tci20120818-02
A morning birdwalk back to the river and the savannah area. Abia Mbäi takes Christian, Chris and Julia back out to get more bird names at a time they are more active. The Sennheiser EW112-P G3B wireless tranceiver/receicver with a lapel microphone was used along with the PMD661 Marantz recorder. Keywords: Birds; Village descriptions
nqn20130930-01
Chris Healy interviews Mary Dibod on the Trans Fly bird list Keywords: Birds; Personal History
nqn20130930-05
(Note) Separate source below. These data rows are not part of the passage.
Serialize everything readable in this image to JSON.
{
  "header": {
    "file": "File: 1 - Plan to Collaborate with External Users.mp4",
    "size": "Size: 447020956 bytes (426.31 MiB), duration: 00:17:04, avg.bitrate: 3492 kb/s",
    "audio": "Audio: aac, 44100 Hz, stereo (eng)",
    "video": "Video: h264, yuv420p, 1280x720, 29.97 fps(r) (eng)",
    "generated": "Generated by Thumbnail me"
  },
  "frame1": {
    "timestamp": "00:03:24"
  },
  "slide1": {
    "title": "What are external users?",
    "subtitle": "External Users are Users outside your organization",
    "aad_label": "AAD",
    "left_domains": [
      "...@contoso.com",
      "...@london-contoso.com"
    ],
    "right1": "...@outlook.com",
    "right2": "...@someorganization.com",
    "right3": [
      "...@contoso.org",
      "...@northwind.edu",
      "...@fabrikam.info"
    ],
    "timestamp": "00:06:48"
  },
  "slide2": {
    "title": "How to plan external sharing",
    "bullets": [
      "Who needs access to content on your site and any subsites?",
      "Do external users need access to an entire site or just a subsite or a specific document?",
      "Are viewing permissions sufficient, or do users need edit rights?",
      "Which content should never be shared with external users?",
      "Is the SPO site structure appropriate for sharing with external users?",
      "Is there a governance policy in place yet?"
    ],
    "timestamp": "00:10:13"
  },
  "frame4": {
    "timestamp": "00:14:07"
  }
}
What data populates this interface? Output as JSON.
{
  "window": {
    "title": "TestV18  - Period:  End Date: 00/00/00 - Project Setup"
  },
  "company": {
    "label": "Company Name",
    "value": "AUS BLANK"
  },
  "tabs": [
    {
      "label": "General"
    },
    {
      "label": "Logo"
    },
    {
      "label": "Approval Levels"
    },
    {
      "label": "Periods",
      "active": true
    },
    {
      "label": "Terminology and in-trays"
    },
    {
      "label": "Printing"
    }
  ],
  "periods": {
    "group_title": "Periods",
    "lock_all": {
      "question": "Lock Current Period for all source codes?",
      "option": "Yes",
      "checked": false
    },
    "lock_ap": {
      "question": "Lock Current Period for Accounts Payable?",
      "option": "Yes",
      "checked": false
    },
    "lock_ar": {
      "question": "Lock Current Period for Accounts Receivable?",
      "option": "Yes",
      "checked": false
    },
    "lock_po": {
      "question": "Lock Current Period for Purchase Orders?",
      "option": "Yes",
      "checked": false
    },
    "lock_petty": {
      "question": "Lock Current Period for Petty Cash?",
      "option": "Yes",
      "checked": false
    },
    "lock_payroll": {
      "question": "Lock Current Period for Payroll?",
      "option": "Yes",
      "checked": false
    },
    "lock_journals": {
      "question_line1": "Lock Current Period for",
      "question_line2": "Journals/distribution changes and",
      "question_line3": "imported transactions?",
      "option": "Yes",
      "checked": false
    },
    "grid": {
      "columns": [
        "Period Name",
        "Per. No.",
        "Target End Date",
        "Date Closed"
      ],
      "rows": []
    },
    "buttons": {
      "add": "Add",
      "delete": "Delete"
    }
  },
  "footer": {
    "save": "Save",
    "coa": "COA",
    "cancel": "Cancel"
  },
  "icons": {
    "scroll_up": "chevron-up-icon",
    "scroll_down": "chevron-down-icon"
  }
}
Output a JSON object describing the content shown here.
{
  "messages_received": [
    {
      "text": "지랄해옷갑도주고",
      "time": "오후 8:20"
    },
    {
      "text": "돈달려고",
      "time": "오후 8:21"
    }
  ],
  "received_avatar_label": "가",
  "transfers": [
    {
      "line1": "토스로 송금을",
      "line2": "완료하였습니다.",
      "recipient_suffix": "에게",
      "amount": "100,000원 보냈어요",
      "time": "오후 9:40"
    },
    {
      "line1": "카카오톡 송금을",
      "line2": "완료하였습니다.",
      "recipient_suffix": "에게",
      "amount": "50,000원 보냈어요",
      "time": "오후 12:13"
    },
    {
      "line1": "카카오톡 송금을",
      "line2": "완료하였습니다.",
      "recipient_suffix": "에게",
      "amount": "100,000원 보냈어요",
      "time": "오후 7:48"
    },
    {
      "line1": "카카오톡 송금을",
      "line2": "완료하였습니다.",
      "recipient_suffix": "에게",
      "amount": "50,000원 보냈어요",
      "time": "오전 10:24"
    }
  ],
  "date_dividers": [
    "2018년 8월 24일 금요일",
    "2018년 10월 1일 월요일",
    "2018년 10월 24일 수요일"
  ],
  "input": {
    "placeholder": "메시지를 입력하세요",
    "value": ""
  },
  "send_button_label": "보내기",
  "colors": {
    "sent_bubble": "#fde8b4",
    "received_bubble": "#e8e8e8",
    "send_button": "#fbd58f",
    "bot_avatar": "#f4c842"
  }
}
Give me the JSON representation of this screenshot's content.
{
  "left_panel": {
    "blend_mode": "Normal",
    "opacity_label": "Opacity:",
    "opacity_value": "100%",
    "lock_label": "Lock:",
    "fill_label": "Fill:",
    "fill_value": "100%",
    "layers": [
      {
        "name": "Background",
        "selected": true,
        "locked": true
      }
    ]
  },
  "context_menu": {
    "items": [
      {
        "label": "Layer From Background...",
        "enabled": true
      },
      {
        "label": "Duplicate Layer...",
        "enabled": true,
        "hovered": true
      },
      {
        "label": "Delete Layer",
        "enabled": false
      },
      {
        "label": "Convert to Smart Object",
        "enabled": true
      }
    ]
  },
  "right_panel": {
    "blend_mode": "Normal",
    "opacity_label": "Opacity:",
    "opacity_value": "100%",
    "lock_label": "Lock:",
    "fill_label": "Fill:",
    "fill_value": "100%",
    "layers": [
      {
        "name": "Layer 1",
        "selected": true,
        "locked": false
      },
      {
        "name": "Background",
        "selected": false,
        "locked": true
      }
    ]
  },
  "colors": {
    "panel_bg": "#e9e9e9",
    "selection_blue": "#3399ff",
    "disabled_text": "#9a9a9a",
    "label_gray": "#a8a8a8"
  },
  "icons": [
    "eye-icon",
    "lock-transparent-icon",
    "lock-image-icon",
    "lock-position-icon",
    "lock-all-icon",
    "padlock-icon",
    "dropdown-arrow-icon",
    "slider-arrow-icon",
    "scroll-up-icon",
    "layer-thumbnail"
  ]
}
The purpose of these recordings is to ascertain: (a) individual differences in bird nomenclature among Nen speakers (b) the depth of bird knowledge as assessed through an open free-listing task, carried out until there was a significant pause or the speaker said they had run out of terms. (b) was carried out first. Biographical data and self-assessments of what language is spoken are also part of each interview. For (a), speakers were taken through a powerpoint presentation, prepared by CH, containing a photo of each bird and (for most) an audio file which was played if the individual needed it to help identification. In the first three sessions we did not arrange things so that the time of showing the new prompt can be heard; from then on CH reads out the slide number. Note that, methodologically, sometimes speakers may have erred in identifying the bird from the prompt, so in cases of inter-individual difference we cannot be sure whether this was due to semantic differences or performance differences in the task. For other info see Evans‘ and Healey‘s field note books. NE2013 Keywords: Birds; Elicitation
tci20120817-02
short story about the bird of paradise and its religious/cultural significance. this was recorded during a bird walk with a head mounted microphone.
nqn20131005-02
The purpose of these recordings is to ascertain: (a) individual differences in bird nomenclature among Nen speakers (b) the depth of bird knowledge as assessed through an open free-listing task, carried out until there was a significant pause or the speaker said they had run out of terms. (b) was carried out first. Biographical data and self-assessments of what language is spoken are also part of each interview. For (a), speakers were taken through a powerpoint presentation, prepared by CH, containing a photo of each bird and (for most) an audio file which was played if the individual needed it to help identification. In the first three sessions we did not arrange things so that the time of showing the new prompt can be heard; from then on CH reads out the slide number. Note that, methodologically, sometimes speakers may have erred in identifying the bird from the prompt, so in cases of inter-individual difference we cannot be sure whether this was due to semantic differences or performance differences in the task. For other info see Evans‘ and Healey‘s field note books. NE2013 Keywords: Birds; Elicitation